### What to produce
Start the copy at the line holding "What data populates" and continue it exactly through the last line of the entries, leaving out pictures and anything else.

Entries from a dataset of interfaces
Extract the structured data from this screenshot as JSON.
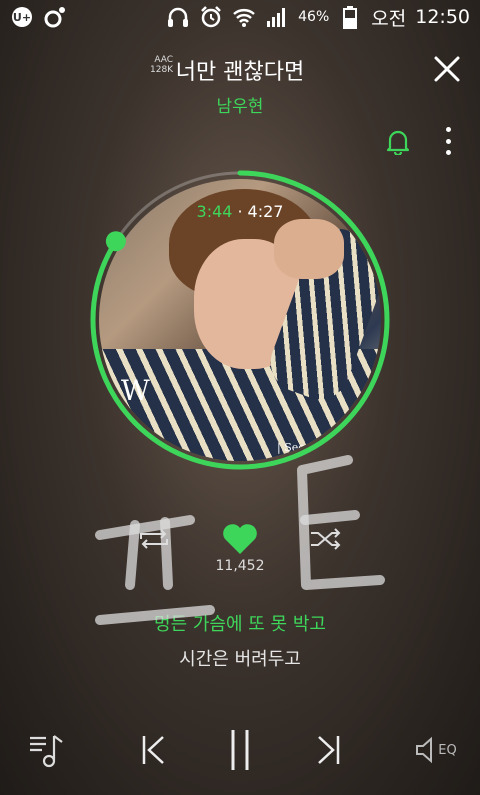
{
  "statusbar": {
    "battery_percent": "46%",
    "ampm": "오전",
    "clock": "12:50",
    "icons": [
      "uplus-icon",
      "music-app-icon",
      "headset-icon",
      "alarm-icon",
      "wifi-icon",
      "signal-icon",
      "battery-icon"
    ]
  },
  "header": {
    "quality_top": "AAC",
    "quality_bottom": "128K",
    "song_title": "너만 괜찮다면",
    "artist": "남우현"
  },
  "player": {
    "current_time": "3:44",
    "separator": "·",
    "total_time": "4:27",
    "progress": 0.84,
    "like_count": "11,452",
    "album_mark": "W",
    "album_text": "| Seco"
  },
  "lyrics": {
    "current_line": "멍든 가슴에 또 못 박고",
    "next_line": "시간은 버려두고"
  },
  "controls": {
    "eq_label": "EQ"
  },
  "colors": {
    "accent": "#3ed65a",
    "text": "#ffffff"
  }
}
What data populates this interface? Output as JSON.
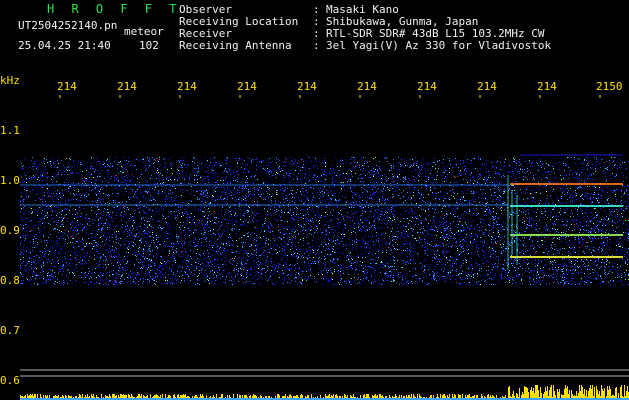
{
  "header": {
    "brand": "H R O F F T",
    "filename": "UT2504252140.pn",
    "mode": "meteor",
    "datetime": "25.04.25 21:40",
    "count": "102",
    "info_labels": [
      "Observer",
      "Receiving Location",
      "Receiver",
      "Receiving Antenna"
    ],
    "info_separator": ":",
    "info_values": [
      "Masaki Kano",
      "Shibukawa, Gunma, Japan",
      "RTL-SDR SDR# 43dB L15 103.2MHz CW",
      "3el Yagi(V) Az 330 for Vladivostok"
    ]
  },
  "axes": {
    "y_unit": "kHz",
    "y_ticks": [
      "1.1",
      "1.0",
      "0.9",
      "0.8",
      "0.7",
      "0.6"
    ],
    "x_ticks": [
      "214",
      "214",
      "214",
      "214",
      "214",
      "214",
      "214",
      "214",
      "214",
      "2150"
    ]
  },
  "colors": {
    "background": "#000000",
    "brand": "#29e34a",
    "axis_text": "#ffe000",
    "header_text": "#f2f2f2",
    "grid": "#b0b0b0",
    "noise_low": "#1a1aff",
    "noise_high": "#ff3030",
    "bottom_bar": "#ffe000"
  }
}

### Problem solution
What data populates this interface? Output as JSON.
{
  "header": {
    "brand": "H R O F F T",
    "filename": "UT2504252140.pn",
    "mode": "meteor",
    "datetime": "25.04.25 21:40",
    "count": "102",
    "info_labels": [
      "Observer",
      "Receiving Location",
      "Receiver",
      "Receiving Antenna"
    ],
    "info_separator": ":",
    "info_values": [
      "Masaki Kano",
      "Shibukawa, Gunma, Japan",
      "RTL-SDR SDR# 43dB L15 103.2MHz CW",
      "3el Yagi(V) Az 330 for Vladivostok"
    ]
  },
  "axes": {
    "y_unit": "kHz",
    "y_ticks": [
      "1.1",
      "1.0",
      "0.9",
      "0.8",
      "0.7",
      "0.6"
    ],
    "x_ticks": [
      "214",
      "214",
      "214",
      "214",
      "214",
      "214",
      "214",
      "214",
      "214",
      "2150"
    ]
  },
  "colors": {
    "background": "#000000",
    "brand": "#29e34a",
    "axis_text": "#ffe000",
    "header_text": "#f2f2f2",
    "grid": "#b0b0b0",
    "noise_low": "#1a1aff",
    "noise_high": "#ff3030",
    "bottom_bar": "#ffe000"
  }
}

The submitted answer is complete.